Discover the meaning of tontainatu in the context of Purana from relevant books on Exotic India

Languages of India and abroad

Tamil dictionary

[«previous next»] — Tontainatu in Tamil glossary
Source: DDSA: University of Madras: Tamil Lexicon

Toṇṭaināṭu (தொண்டைநாடு) [toṇṭai-nāṭu] noun < தொண்டை² [thondai²] +. See தொண்டைமண்டலம். பேண நீடிய முறையது பெருந்தொண்டை நாடு [thondaimandalam. pena nidiya muraiyathu perunthondai nadu] (பெரியபுராணம் திருக்குறிப்பு. [periyapuranam thirukkurippu.] 4).

context information

Tamil is an ancient language of India from the Dravidian family spoken by roughly 250 million people mainly in southern India and Sri Lanka.

Discover the meaning of tontainatu in the context of Tamil from relevant books on Exotic India

See also (Relevant definitions)

Relevant text

Help me keep this site Ad-Free

For over a decade, this site has never bothered you with ads.

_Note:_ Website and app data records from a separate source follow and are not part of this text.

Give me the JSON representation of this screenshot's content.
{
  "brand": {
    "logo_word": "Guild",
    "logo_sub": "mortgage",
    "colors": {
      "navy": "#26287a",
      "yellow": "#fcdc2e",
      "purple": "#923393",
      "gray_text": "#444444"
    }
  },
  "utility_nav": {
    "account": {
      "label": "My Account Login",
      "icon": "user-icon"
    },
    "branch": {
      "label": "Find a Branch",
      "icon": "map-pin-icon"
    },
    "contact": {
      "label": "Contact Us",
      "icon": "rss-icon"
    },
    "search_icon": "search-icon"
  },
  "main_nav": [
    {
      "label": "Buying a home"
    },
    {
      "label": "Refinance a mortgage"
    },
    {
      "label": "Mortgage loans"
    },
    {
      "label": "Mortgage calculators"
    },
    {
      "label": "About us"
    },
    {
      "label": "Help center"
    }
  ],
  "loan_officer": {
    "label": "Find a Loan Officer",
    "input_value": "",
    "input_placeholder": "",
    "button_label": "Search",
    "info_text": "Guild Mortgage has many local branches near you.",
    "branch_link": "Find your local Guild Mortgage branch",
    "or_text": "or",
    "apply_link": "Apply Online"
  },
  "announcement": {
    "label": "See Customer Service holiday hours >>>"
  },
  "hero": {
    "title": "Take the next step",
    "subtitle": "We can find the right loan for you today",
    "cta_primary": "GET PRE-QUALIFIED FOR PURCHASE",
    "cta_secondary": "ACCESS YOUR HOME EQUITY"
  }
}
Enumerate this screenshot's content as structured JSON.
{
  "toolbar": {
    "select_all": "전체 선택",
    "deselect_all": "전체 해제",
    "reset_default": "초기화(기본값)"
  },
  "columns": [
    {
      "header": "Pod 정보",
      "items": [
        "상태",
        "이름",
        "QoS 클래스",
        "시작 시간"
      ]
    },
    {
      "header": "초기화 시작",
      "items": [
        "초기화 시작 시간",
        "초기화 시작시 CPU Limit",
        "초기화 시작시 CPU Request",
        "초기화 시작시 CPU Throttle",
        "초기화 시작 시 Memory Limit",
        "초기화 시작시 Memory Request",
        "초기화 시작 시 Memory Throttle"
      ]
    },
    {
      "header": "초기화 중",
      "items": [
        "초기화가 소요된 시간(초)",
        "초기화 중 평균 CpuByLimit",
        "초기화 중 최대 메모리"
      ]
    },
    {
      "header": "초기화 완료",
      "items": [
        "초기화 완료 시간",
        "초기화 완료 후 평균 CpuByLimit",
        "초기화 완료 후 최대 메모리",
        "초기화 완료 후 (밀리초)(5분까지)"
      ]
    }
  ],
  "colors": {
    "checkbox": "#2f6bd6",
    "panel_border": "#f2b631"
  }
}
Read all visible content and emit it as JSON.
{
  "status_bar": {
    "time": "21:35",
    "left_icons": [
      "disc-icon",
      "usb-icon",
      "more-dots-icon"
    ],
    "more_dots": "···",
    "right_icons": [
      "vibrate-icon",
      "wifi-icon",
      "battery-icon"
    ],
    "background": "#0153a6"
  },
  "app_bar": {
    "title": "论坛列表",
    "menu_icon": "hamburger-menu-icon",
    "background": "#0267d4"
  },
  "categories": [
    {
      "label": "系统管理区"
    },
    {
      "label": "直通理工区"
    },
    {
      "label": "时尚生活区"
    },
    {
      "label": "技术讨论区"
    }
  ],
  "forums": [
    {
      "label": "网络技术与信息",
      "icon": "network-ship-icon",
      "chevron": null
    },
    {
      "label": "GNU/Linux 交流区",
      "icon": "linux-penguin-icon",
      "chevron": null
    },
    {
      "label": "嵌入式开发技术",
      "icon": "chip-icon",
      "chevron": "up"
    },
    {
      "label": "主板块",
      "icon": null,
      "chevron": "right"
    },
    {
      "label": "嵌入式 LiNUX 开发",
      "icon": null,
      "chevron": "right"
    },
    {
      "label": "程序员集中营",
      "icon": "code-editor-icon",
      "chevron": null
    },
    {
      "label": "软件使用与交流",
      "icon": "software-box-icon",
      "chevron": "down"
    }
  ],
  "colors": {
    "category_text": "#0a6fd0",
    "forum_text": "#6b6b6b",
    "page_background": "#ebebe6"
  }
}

I want to keep it that way. But I humbly request your help to keep doing what I do best: provide the world with unbiased truth, wisdom and knowledge.

Let's make the world a better place together!

Like what you read? Consider supporting this website: